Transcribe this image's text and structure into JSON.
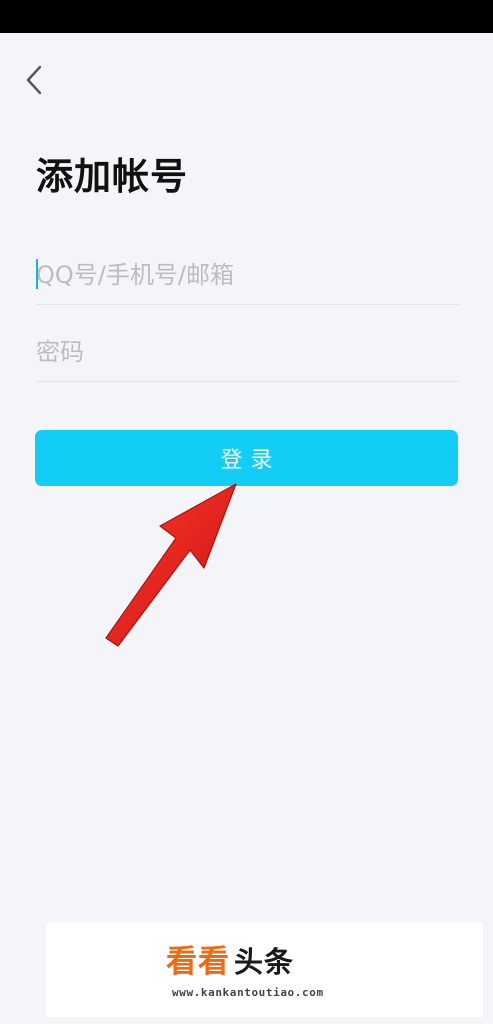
{
  "header": {
    "back_icon": "chevron-left-icon",
    "title": "添加帐号"
  },
  "form": {
    "account": {
      "placeholder": "QQ号/手机号/邮箱",
      "value": ""
    },
    "password": {
      "placeholder": "密码",
      "value": ""
    },
    "login_label": "登录"
  },
  "annotation": {
    "icon": "red-arrow-pointer",
    "color": "#e8201c"
  },
  "watermark": {
    "brand_colored": "看看",
    "brand_dark": "头条",
    "url": "www.kankantoutiao.com"
  },
  "colors": {
    "accent": "#12cdf5",
    "background": "#f4f5f9",
    "status_bar": "#000000",
    "watermark_orange": "#f06a12"
  }
}
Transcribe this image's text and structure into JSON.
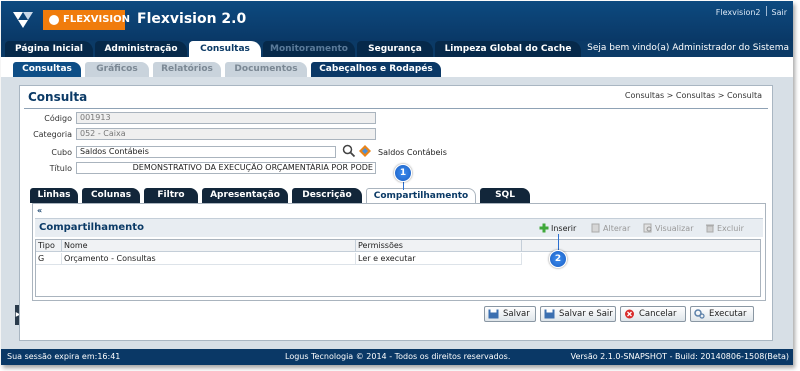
{
  "header": {
    "brand": "FLEXVISION",
    "title": "Flexvision 2.0",
    "user": "Flexvision2",
    "logout": "Sair",
    "welcome": "Seja bem vindo(a) Administrador do Sistema"
  },
  "main_tabs": [
    {
      "label": "Página Inicial",
      "state": "normal"
    },
    {
      "label": "Administração",
      "state": "normal"
    },
    {
      "label": "Consultas",
      "state": "active"
    },
    {
      "label": "Monitoramento",
      "state": "disabled"
    },
    {
      "label": "Segurança",
      "state": "normal"
    },
    {
      "label": "Limpeza Global do Cache",
      "state": "normal"
    }
  ],
  "sub_tabs": [
    {
      "label": "Consultas",
      "state": "active"
    },
    {
      "label": "Gráficos",
      "state": "inactive"
    },
    {
      "label": "Relatórios",
      "state": "inactive"
    },
    {
      "label": "Documentos",
      "state": "inactive"
    },
    {
      "label": "Cabeçalhos e Rodapés",
      "state": "alt"
    }
  ],
  "page": {
    "title": "Consulta",
    "breadcrumb": "Consultas > Consultas > Consulta"
  },
  "form": {
    "codigo_label": "Código",
    "codigo_value": "001913",
    "categoria_label": "Categoria",
    "categoria_value": "052 - Caixa",
    "cubo_label": "Cubo",
    "cubo_value": "Saldos Contábeis",
    "cubo_caption": "Saldos Contábeis",
    "titulo_label": "Título",
    "titulo_value": "DEMONSTRATIVO DA EXECUÇÃO ORÇAMENTÁRIA POR PODE"
  },
  "section_tabs": [
    {
      "label": "Linhas",
      "state": "normal"
    },
    {
      "label": "Colunas",
      "state": "normal"
    },
    {
      "label": "Filtro",
      "state": "normal"
    },
    {
      "label": "Apresentação",
      "state": "normal"
    },
    {
      "label": "Descrição",
      "state": "normal"
    },
    {
      "label": "Compartilhamento",
      "state": "active"
    },
    {
      "label": "SQL",
      "state": "normal"
    }
  ],
  "sharing": {
    "title": "Compartilhamento",
    "toolbar": {
      "insert": "Inserir",
      "edit": "Alterar",
      "view": "Visualizar",
      "delete": "Excluir"
    },
    "columns": [
      "Tipo",
      "Nome",
      "Permissões"
    ],
    "rows": [
      [
        "G",
        "Orçamento - Consultas",
        "Ler e executar"
      ]
    ]
  },
  "callouts": [
    "1",
    "2"
  ],
  "actions": {
    "save": "Salvar",
    "save_exit": "Salvar e Sair",
    "cancel": "Cancelar",
    "execute": "Executar"
  },
  "footer": {
    "session": "Sua sessão expira em:16:41",
    "copyright": "Logus Tecnologia © 2014 - Todos os direitos reservados.",
    "version": "Versão 2.1.0-SNAPSHOT - Build: 20140806-1508(Beta)"
  },
  "colors": {
    "navy": "#0b3a66",
    "brand_orange": "#f07c0c",
    "callout_blue": "#1a5fc4"
  }
}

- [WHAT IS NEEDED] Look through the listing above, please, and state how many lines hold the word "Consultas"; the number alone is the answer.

- [EXERCISE ANSWER] 4